What you should do: Using the data below, show every line where the word "text" occurs.

** Data extracts follows **

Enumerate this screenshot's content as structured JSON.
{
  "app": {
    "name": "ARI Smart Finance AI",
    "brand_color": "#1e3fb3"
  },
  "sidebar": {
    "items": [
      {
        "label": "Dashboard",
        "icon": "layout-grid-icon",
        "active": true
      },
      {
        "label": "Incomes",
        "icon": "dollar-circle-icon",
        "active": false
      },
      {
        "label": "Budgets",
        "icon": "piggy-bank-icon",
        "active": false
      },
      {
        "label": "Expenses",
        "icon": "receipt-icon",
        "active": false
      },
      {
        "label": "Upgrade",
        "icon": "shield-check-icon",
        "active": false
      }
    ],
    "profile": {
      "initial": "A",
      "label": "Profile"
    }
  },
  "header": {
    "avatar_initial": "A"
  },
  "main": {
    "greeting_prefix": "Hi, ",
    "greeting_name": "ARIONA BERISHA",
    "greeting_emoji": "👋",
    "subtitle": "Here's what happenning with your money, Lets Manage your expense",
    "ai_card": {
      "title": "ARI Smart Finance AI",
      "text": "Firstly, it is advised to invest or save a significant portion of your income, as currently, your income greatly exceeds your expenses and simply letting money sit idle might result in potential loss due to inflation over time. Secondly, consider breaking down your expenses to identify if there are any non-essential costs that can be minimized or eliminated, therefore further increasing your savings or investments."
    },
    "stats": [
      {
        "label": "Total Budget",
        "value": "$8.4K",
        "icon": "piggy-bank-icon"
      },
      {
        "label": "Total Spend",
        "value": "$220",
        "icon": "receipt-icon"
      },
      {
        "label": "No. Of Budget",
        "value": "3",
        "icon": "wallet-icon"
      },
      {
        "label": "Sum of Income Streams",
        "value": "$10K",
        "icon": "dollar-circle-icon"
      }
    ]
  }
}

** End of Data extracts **
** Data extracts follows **

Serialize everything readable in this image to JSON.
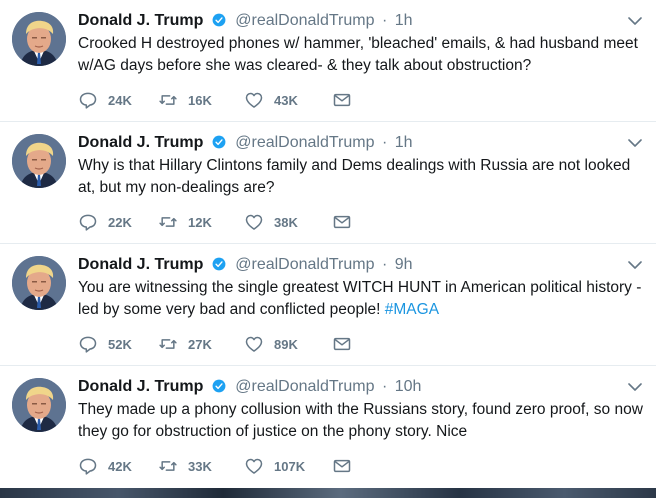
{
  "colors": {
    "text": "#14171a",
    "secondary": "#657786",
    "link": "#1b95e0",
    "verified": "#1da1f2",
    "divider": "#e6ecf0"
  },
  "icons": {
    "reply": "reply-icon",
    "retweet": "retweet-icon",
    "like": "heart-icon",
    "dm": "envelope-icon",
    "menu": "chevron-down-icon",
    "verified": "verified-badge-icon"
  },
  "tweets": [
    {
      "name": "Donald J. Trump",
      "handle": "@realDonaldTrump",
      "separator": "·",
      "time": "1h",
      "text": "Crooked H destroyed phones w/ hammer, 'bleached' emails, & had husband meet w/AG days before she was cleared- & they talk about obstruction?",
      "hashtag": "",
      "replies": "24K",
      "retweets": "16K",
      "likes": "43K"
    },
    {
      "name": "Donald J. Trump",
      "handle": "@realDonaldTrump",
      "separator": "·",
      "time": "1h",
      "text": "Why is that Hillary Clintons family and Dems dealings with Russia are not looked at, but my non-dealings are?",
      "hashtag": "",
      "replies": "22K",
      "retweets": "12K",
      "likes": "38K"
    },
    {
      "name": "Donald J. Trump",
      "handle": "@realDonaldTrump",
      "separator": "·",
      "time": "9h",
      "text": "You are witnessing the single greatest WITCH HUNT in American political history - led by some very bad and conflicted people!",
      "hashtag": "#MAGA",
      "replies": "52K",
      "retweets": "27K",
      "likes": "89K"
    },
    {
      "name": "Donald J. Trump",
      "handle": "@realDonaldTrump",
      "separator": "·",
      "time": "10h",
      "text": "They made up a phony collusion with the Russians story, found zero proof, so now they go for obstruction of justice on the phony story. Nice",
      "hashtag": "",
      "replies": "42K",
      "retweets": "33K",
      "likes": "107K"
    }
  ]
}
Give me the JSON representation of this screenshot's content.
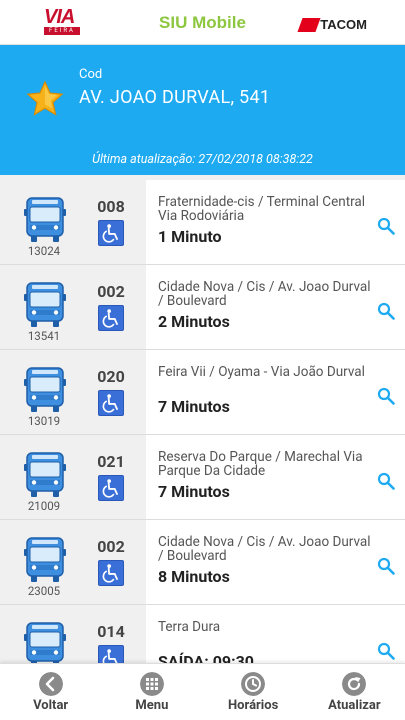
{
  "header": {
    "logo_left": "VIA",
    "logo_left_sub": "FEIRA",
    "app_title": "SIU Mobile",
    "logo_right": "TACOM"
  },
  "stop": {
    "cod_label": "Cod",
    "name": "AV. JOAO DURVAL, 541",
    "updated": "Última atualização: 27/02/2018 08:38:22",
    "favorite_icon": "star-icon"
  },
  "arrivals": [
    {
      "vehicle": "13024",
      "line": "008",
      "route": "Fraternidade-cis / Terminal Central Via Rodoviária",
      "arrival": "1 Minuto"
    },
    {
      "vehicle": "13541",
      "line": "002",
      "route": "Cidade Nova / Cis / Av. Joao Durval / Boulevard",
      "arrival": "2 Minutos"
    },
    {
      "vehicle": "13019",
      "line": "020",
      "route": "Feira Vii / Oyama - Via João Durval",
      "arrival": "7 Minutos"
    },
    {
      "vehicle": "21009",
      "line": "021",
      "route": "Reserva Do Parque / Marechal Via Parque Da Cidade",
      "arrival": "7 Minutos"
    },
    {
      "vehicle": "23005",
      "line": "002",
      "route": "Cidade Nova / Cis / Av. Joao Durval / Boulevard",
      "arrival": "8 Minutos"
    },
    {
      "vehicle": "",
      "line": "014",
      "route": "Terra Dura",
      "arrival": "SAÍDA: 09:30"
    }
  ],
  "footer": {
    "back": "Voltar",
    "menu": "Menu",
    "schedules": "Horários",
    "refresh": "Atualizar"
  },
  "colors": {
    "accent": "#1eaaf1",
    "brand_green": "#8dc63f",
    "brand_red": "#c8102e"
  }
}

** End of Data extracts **

Your solution:
      "text": "Firstly, it is advised to invest or save a significant portion of your income, as currently, your income greatly exceeds your expenses and simply letting money sit idle might result in potential loss due to inflation over time. Secondly, consider breaking down your expenses to identify if there are any non-essential costs that can be minimized or eliminated, therefore further increasing your savings or investments."
    "text": "#14171a",
      "text": "Crooked H destroyed phones w/ hammer, 'bleached' emails, & had husband meet w/AG days before she was cleared- & they talk about obstruction?",
      "text": "Why is that Hillary Clintons family and Dems dealings with Russia are not looked at, but my non-dealings are?",
      "text": "You are witnessing the single greatest WITCH HUNT in American political history - led by some very bad and conflicted people!",
      "text": "They made up a phony collusion with the Russians story, found zero proof, so now they go for obstruction of justice on the phony story. Nice",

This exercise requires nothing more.